Compare any two graphics cards:
GeForce GTX 660 vs Radeon HD 7770
IntroThe GeForce GTX 660 comes with core clock speeds of 980 MHz on the GPU, and 1502 MHz on the 2048 MB of GDDR5 memory. It features 960 SPUs along with 80 TAUs and 24 Rasterization Operator Units.
Compare all that to the Radeon HD 7770, which features a clock frequency of 1000 MHz and a GDDR5 memory speed of 1125 MHz. It also uses a 128-bit bus, and makes use of a 28 nm design. It is made up of 640 SPUs, 40 TAUs, and 16 Raster Operation Units.
Power Usage and Theoretical Benchmarks
Power Consumption (Max TDP)
Theoretically, the GeForce GTX 660 should be quite a bit faster than the Radeon HD 7770 in general. (explain)
Texel RateThe GeForce GTX 660 is a lot (approximately 96%) more effective at texture filtering than the Radeon HD 7770. (explain)
Pixel RateIf running with high levels of AA is important to you, then the GeForce GTX 660 is the winner, by far. (explain)
Please note that the above 'benchmarks' are all just theoretical - the results were calculated based on the card's specifications, and real-world performance may (and probably will) vary at least a bit.
Please note that the price comparisons are based on search keywords - sometimes it might show cards with very similar names that are not exactly the same as the one chosen in the comparison. We do try to filter out the wrong results as best we can, though.
Memory Bandwidth: Bandwidth is the maximum amount of data (in units of megabytes per second) that can be transferred past the external memory interface in a second. The number is worked out by multiplying the interface width by the speed of its memory. If it uses DDR RAM, it should be multiplied by 2 once again. If it uses DDR5, multiply by ANOTHER 2x. The better the memory bandwidth, the better the card will be in general. It especially helps with anti-aliasing, HDR and high resolutions.
Texel Rate: Texel rate is the maximum number of texture map elements (texels) that can be applied per second. This figure is calculated by multiplying the total number of texture units of the card by the core clock speed of the chip. The better this number, the better the card will be at handling texture filtering (anisotropic filtering - AF). It is measured in millions of texels in a second.
Pixel Rate: Pixel rate is the maximum amount of pixels that the graphics chip can possibly record to its local memory per second - measured in millions of pixels per second. The figure is calculated by multiplying the amount of colour ROPs by the the core clock speed.

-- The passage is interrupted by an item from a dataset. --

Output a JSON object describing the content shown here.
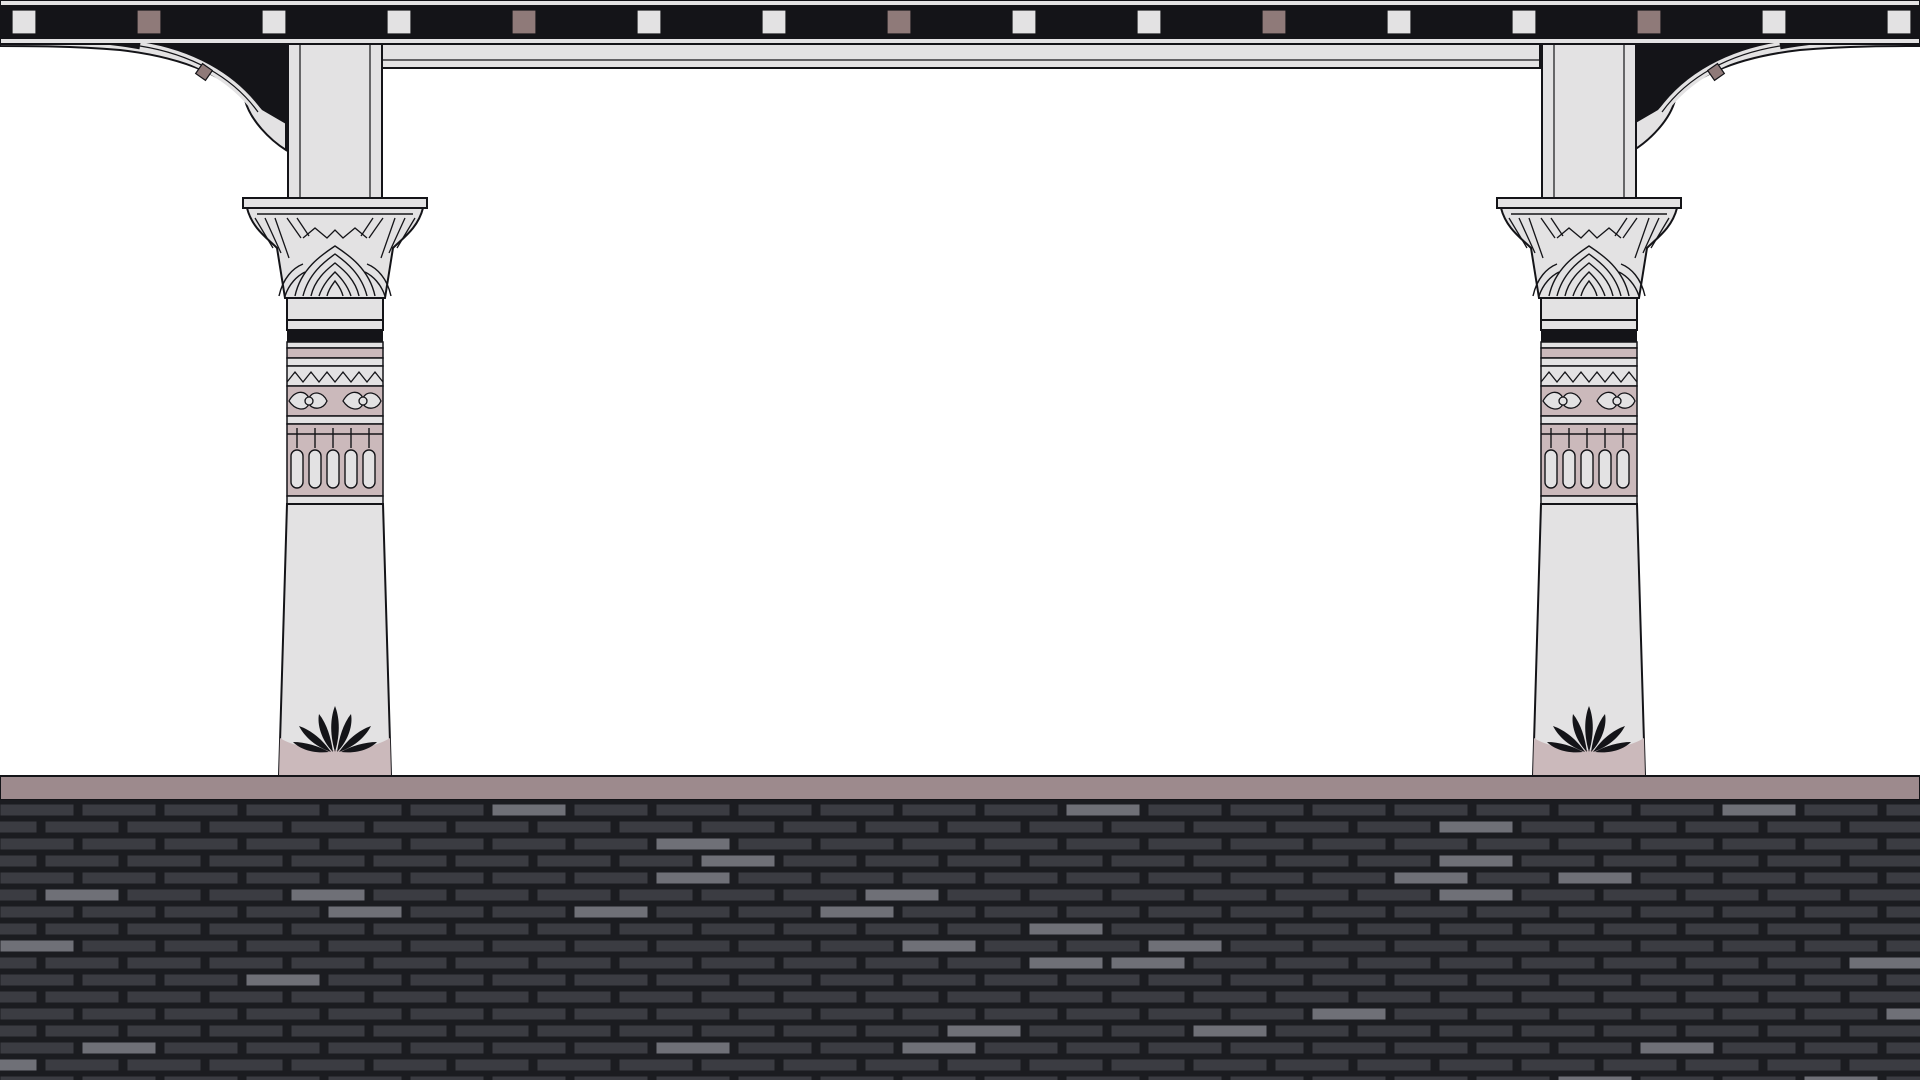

ROPs (Raster Operations Pipelines - sometimes also referred to as Render Output Units) are responsible for filling the screen with pixels (the image). The actual pixel rate also depends on many other factors, especially the memory bandwidth - the lower the bandwidth is, the lower the potential to reach the max fill rate.